### Exercise requirements
Report each line of the records below that uses the word "this".

### Records provided
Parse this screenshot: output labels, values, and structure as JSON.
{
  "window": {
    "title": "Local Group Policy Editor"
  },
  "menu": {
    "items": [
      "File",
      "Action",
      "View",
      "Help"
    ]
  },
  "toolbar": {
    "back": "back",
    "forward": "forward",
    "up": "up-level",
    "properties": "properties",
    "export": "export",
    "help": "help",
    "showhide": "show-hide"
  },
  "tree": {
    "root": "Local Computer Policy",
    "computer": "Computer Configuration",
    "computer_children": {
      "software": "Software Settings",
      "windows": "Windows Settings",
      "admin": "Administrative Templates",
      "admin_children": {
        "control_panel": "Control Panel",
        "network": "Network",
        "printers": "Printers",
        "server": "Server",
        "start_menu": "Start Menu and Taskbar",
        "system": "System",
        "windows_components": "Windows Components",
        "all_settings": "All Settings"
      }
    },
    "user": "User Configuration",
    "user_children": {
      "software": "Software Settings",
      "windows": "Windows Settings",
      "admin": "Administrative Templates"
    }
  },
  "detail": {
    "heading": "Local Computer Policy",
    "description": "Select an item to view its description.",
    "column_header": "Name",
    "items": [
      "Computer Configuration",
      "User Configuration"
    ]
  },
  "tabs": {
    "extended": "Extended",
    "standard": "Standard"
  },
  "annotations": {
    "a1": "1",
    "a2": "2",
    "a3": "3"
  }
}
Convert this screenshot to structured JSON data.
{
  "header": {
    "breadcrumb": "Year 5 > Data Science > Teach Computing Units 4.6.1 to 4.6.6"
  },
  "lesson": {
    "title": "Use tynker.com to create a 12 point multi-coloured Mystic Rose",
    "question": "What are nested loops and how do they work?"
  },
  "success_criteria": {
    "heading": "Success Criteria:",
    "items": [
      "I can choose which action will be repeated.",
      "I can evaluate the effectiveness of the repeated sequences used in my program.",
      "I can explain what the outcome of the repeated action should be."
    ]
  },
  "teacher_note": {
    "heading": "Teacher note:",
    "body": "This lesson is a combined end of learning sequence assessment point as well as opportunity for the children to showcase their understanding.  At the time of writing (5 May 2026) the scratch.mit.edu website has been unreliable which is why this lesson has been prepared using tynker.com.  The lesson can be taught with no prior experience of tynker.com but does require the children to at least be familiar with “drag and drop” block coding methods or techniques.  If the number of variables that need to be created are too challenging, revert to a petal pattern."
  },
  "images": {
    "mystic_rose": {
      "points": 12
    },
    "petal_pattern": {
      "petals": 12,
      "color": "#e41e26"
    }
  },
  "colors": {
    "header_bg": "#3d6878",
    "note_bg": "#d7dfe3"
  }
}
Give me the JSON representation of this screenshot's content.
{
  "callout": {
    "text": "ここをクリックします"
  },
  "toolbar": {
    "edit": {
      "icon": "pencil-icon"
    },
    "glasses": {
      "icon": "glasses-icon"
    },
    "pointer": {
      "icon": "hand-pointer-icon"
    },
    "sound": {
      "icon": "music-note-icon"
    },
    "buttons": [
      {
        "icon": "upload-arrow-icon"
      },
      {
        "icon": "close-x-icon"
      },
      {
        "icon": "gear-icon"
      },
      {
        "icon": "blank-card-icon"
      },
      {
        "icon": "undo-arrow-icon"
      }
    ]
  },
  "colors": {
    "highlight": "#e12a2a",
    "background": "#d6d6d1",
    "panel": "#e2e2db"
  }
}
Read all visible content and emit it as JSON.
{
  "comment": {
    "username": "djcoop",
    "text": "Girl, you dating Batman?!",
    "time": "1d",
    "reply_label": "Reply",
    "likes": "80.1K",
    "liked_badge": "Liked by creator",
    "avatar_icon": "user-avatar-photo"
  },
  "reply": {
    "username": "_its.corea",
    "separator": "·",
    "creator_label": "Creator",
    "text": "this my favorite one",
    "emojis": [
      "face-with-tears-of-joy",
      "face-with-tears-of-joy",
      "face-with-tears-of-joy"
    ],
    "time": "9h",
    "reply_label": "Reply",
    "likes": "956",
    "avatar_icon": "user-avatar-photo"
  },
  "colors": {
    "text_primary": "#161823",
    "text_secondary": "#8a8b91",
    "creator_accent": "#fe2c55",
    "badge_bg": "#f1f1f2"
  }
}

### Answer box
Parse this screenshot: output labels, values, and structure as JSON.
Convert this screenshot to structured JSON data.
    "body": "This lesson is a combined end of learning sequence assessment point as well as opportunity for the children to showcase their understanding.  At the time of writing (5 May 2026) the scratch.mit.edu website has been unreliable which is why this lesson has been prepared using tynker.com.  The lesson can be taught with no prior experience of tynker.com but does require the children to at least be familiar with “drag and drop” block coding methods or techniques.  If the number of variables that need to be created are too challenging, revert to a petal pattern."
Give me the JSON representation of this screenshot's content.
    "text": "this my favorite one",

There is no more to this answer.